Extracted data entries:
[Start of Attachment]

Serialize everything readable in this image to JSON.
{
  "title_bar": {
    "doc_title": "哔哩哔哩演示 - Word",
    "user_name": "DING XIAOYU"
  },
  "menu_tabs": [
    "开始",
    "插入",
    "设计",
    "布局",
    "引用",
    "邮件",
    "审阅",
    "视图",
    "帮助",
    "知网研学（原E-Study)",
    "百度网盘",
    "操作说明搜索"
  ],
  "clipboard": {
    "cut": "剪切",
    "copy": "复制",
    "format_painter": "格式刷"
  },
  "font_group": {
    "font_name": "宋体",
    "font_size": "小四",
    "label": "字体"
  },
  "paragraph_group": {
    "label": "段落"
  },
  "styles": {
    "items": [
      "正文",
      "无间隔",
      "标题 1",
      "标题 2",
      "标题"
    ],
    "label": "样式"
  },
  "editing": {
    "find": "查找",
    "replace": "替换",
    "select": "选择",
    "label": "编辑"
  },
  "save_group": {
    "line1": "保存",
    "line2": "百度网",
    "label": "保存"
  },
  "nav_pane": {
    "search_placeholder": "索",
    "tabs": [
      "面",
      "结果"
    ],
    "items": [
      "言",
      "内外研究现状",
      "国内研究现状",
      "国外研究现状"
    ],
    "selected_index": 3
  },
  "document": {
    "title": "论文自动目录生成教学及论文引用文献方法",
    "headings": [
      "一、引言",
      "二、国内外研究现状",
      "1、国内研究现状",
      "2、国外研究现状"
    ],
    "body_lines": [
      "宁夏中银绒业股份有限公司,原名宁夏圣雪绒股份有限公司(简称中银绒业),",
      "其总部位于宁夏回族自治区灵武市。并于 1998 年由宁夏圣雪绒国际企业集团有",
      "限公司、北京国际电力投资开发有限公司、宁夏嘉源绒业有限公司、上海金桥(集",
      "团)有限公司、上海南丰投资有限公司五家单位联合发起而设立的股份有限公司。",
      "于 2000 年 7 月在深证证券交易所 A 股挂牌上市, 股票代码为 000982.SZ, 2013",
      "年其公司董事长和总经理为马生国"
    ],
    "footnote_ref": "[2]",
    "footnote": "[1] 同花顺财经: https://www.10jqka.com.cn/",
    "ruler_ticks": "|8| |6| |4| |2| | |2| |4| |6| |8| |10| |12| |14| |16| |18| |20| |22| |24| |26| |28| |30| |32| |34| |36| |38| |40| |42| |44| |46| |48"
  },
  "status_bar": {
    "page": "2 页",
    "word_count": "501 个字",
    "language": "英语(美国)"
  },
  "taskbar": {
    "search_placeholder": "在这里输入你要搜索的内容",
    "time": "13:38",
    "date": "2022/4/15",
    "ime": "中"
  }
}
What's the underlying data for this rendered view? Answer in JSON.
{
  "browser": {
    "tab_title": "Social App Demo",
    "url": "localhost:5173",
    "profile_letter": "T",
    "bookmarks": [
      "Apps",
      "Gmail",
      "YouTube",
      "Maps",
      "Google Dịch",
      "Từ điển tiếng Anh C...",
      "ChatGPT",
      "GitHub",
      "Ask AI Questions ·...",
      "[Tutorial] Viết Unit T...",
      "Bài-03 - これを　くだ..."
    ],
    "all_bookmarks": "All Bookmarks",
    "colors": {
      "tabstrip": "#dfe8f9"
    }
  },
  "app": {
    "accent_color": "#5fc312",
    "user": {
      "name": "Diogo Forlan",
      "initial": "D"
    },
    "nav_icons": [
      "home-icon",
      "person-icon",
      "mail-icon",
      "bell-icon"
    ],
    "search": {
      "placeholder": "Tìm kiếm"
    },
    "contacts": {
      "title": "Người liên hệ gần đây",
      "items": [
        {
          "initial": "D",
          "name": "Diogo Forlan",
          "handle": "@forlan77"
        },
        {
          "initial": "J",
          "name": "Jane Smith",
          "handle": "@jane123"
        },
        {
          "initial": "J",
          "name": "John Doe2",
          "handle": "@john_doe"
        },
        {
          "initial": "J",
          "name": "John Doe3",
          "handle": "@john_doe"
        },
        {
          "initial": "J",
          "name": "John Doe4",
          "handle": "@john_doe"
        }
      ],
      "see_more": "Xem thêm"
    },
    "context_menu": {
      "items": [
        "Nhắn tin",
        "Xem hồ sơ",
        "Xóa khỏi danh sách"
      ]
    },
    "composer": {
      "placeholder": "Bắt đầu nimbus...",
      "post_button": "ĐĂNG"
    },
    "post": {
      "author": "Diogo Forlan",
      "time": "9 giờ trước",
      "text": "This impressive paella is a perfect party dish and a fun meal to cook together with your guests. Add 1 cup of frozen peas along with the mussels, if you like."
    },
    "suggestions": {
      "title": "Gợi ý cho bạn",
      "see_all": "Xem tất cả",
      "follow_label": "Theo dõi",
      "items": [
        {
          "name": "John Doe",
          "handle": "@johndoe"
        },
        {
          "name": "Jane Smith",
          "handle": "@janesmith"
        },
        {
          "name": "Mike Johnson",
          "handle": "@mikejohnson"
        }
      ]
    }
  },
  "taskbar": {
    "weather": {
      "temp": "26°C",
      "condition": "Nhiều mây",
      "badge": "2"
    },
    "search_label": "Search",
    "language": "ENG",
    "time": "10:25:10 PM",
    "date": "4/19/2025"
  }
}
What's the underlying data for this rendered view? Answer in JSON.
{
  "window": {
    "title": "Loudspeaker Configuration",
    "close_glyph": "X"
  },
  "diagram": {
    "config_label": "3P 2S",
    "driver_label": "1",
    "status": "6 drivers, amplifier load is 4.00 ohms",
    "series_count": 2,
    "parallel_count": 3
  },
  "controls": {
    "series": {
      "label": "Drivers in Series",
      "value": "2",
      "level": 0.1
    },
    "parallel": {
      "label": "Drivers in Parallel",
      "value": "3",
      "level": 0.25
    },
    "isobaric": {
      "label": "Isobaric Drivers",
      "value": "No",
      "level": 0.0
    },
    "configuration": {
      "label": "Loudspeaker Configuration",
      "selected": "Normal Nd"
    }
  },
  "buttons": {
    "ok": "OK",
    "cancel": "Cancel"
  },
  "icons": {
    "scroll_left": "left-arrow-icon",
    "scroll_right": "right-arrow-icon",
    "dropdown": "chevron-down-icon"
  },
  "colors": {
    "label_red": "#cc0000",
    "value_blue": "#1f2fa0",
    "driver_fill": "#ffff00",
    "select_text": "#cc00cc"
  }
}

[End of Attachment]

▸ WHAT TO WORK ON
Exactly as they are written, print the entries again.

▸ EXERCISE RESPONSE
Serialize everything readable in this image to JSON.
{
  "title_bar": {
    "doc_title": "哔哩哔哩演示 - Word",
    "user_name": "DING XIAOYU"
  },
  "menu_tabs": [
    "开始",
    "插入",
    "设计",
    "布局",
    "引用",
    "邮件",
    "审阅",
    "视图",
    "帮助",
    "知网研学（原E-Study)",
    "百度网盘",
    "操作说明搜索"
  ],
  "clipboard": {
    "cut": "剪切",
    "copy": "复制",
    "format_painter": "格式刷"
  },
  "font_group": {
    "font_name": "宋体",
    "font_size": "小四",
    "label": "字体"
  },
  "paragraph_group": {
    "label": "段落"
  },
  "styles": {
    "items": [
      "正文",
      "无间隔",
      "标题 1",
      "标题 2",
      "标题"
    ],
    "label": "样式"
  },
  "editing": {
    "find": "查找",
    "replace": "替换",
    "select": "选择",
    "label": "编辑"
  },
  "save_group": {
    "line1": "保存",
    "line2": "百度网",
    "label": "保存"
  },
  "nav_pane": {
    "search_placeholder": "索",
    "tabs": [
      "面",
      "结果"
    ],
    "items": [
      "言",
      "内外研究现状",
      "国内研究现状",
      "国外研究现状"
    ],
    "selected_index": 3
  },
  "document": {
    "title": "论文自动目录生成教学及论文引用文献方法",
    "headings": [
      "一、引言",
      "二、国内外研究现状",
      "1、国内研究现状",
      "2、国外研究现状"
    ],
    "body_lines": [
      "宁夏中银绒业股份有限公司,原名宁夏圣雪绒股份有限公司(简称中银绒业),",
      "其总部位于宁夏回族自治区灵武市。并于 1998 年由宁夏圣雪绒国际企业集团有",
      "限公司、北京国际电力投资开发有限公司、宁夏嘉源绒业有限公司、上海金桥(集",
      "团)有限公司、上海南丰投资有限公司五家单位联合发起而设立的股份有限公司。",
      "于 2000 年 7 月在深证证券交易所 A 股挂牌上市, 股票代码为 000982.SZ, 2013",
      "年其公司董事长和总经理为马生国"
    ],
    "footnote_ref": "[2]",
    "footnote": "[1] 同花顺财经: https://www.10jqka.com.cn/",
    "ruler_ticks": "|8| |6| |4| |2| | |2| |4| |6| |8| |10| |12| |14| |16| |18| |20| |22| |24| |26| |28| |30| |32| |34| |36| |38| |40| |42| |44| |46| |48"
  },
  "status_bar": {
    "page": "2 页",
    "word_count": "501 个字",
    "language": "英语(美国)"
  },
  "taskbar": {
    "search_placeholder": "在这里输入你要搜索的内容",
    "time": "13:38",
    "date": "2022/4/15",
    "ime": "中"
  }
}
What's the underlying data for this rendered view? Answer in JSON.
{
  "browser": {
    "tab_title": "Social App Demo",
    "url": "localhost:5173",
    "profile_letter": "T",
    "bookmarks": [
      "Apps",
      "Gmail",
      "YouTube",
      "Maps",
      "Google Dịch",
      "Từ điển tiếng Anh C...",
      "ChatGPT",
      "GitHub",
      "Ask AI Questions ·...",
      "[Tutorial] Viết Unit T...",
      "Bài-03 - これを　くだ..."
    ],
    "all_bookmarks": "All Bookmarks",
    "colors": {
      "tabstrip": "#dfe8f9"
    }
  },
  "app": {
    "accent_color": "#5fc312",
    "user": {
      "name": "Diogo Forlan",
      "initial": "D"
    },
    "nav_icons": [
      "home-icon",
      "person-icon",
      "mail-icon",
      "bell-icon"
    ],
    "search": {
      "placeholder": "Tìm kiếm"
    },
    "contacts": {
      "title": "Người liên hệ gần đây",
      "items": [
        {
          "initial": "D",
          "name": "Diogo Forlan",
          "handle": "@forlan77"
        },
        {
          "initial": "J",
          "name": "Jane Smith",
          "handle": "@jane123"
        },
        {
          "initial": "J",
          "name": "John Doe2",
          "handle": "@john_doe"
        },
        {
          "initial": "J",
          "name": "John Doe3",
          "handle": "@john_doe"
        },
        {
          "initial": "J",
          "name": "John Doe4",
          "handle": "@john_doe"
        }
      ],
      "see_more": "Xem thêm"
    },
    "context_menu": {
      "items": [
        "Nhắn tin",
        "Xem hồ sơ",
        "Xóa khỏi danh sách"
      ]
    },
    "composer": {
      "placeholder": "Bắt đầu nimbus...",
      "post_button": "ĐĂNG"
    },
    "post": {
      "author": "Diogo Forlan",
      "time": "9 giờ trước",
      "text": "This impressive paella is a perfect party dish and a fun meal to cook together with your guests. Add 1 cup of frozen peas along with the mussels, if you like."
    },
    "suggestions": {
      "title": "Gợi ý cho bạn",
      "see_all": "Xem tất cả",
      "follow_label": "Theo dõi",
      "items": [
        {
          "name": "John Doe",
          "handle": "@johndoe"
        },
        {
          "name": "Jane Smith",
          "handle": "@janesmith"
        },
        {
          "name": "Mike Johnson",
          "handle": "@mikejohnson"
        }
      ]
    }
  },
  "taskbar": {
    "weather": {
      "temp": "26°C",
      "condition": "Nhiều mây",
      "badge": "2"
    },
    "search_label": "Search",
    "language": "ENG",
    "time": "10:25:10 PM",
    "date": "4/19/2025"
  }
}
What's the underlying data for this rendered view? Answer in JSON.
{
  "window": {
    "title": "Loudspeaker Configuration",
    "close_glyph": "X"
  },
  "diagram": {
    "config_label": "3P 2S",
    "driver_label": "1",
    "status": "6 drivers, amplifier load is 4.00 ohms",
    "series_count": 2,
    "parallel_count": 3
  },
  "controls": {
    "series": {
      "label": "Drivers in Series",
      "value": "2",
      "level": 0.1
    },
    "parallel": {
      "label": "Drivers in Parallel",
      "value": "3",
      "level": 0.25
    },
    "isobaric": {
      "label": "Isobaric Drivers",
      "value": "No",
      "level": 0.0
    },
    "configuration": {
      "label": "Loudspeaker Configuration",
      "selected": "Normal Nd"
    }
  },
  "buttons": {
    "ok": "OK",
    "cancel": "Cancel"
  },
  "icons": {
    "scroll_left": "left-arrow-icon",
    "scroll_right": "right-arrow-icon",
    "dropdown": "chevron-down-icon"
  },
  "colors": {
    "label_red": "#cc0000",
    "value_blue": "#1f2fa0",
    "driver_fill": "#ffff00",
    "select_text": "#cc00cc"
  }
}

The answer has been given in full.